# Acceleration technology inside FireDucks

## SWITCHING GROUPBY

In this article, we introduce the acceleration techniques of “groupby” used in FireDucks.

The groupby operation is one of the most fundamental and important operations in tabular data analysis. We can use the groupby operation to obtain important statistical properties such as the mean and variance of the data. We can also combine it with other operations to obtain new features.

FireDucks optimizes based on data characteristics for fast groupby operations. One such optimization is the automatic selection of groupby algorithms based on the number of groups. FireDucks’ groupby algorithm focuses on the number of groups of data and switches between an algorithm that is fast for data with a small number of groups (Algorithm A) and an algorithm that is fast for data with a large number of groups (Algorithm B). The number of groups indicates the type of data that make up the target column.

Consider the following tabular data.

food | category | |
---|---|---|

0 | apple | fruit |

1 | carrot | vegetable |

2 | peach | fruit |

3 | onion | vegetable |

4 | grape | fruit |

There are five elements that make up the “food” column: “apple”, “carrot”, “peach”, “onion”, and “grape”. Therefore, the number of groups in the “food” column is 5. Next, we see that there are two types of elements that make up the “category” column: fruit and vegetable. Therefore, the number of groups in the “category” column is 2.

Calculating the number of groups for large data sets is time-consuming.
Therefore, FireDucks uses a statistical method to estimate the number of groups without obtaining an exact value for the number of groups^{1}.
The estimation is performed as follows.

- Extracts a random piece of data from a sequence of data of interest.
- Record that data.
- Again, take out one data at random from the column of data of interest.
- That data is checked to see if it matches the recorded data and record.
- Repeat operations 3 and 4 multiple times.
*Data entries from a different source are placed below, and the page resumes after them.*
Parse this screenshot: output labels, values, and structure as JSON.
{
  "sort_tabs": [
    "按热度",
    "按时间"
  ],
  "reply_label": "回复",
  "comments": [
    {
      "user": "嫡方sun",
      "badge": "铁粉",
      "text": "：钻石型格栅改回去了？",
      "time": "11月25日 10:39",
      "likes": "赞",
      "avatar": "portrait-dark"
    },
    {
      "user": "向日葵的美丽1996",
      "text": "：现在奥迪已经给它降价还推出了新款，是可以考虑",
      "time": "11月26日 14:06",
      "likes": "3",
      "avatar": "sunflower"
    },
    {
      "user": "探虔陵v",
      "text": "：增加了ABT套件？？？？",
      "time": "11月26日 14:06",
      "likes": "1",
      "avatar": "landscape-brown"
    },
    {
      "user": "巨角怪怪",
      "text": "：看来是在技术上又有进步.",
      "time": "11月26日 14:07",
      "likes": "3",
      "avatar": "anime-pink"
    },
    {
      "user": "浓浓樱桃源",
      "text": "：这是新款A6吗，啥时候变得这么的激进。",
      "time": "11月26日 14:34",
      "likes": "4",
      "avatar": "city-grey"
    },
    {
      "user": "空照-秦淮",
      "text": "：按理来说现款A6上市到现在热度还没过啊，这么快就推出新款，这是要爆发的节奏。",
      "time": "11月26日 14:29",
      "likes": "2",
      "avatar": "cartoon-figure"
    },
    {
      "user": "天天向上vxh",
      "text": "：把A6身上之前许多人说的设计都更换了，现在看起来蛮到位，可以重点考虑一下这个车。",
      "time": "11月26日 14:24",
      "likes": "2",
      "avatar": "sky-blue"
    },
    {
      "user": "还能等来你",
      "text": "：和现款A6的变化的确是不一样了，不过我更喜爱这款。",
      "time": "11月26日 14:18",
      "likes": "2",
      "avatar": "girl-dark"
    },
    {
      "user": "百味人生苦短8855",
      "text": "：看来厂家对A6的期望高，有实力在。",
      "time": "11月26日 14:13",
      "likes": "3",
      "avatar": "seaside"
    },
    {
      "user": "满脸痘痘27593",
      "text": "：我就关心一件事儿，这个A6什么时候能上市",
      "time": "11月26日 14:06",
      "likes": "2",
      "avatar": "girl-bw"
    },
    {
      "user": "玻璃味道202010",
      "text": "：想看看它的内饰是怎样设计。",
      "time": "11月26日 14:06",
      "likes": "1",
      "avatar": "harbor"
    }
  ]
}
After repeating operations 3 and 4 multiple times, FireDucks estimates the number of groups of data in the group key of interest from the number of times the data was retrieved and the number of matches.

## Evaluation

We measured the calculation speed using TPC-H, a benchmark that includes many processes related to data analysis.

“A" uses only Algorithm A for groupby operations, and “B” uses only Algorithm B for groupby operations. “auto" estimates the number of groups and automatically selects between Algorithm A and B for the groupby operation.

Processes for which there is little difference in execution time between Algorithm A and Algorithm B are omitted from the above graph. The graph shows that, with the exception of q10, the automatic selection algorithm is the faster of Algorithm A and Algorithm B.

The total shows the computation time for the entire TPC-H, including the processes excluded from the above graph for Algorithm A, Algorithm B, and the automatic selection algorithm. This indicates that the automatic selection algorithm is about 3 times faster than Algorithm A, and about 1.2 times faster than Algorithm B for TPC-H as a whole.

## Reference

M. Bressan, E. Peserico, and L. Pretto. Simple set cardinality estimation through random sampling. CoRR, abs/1512.07901, 2015. ↩︎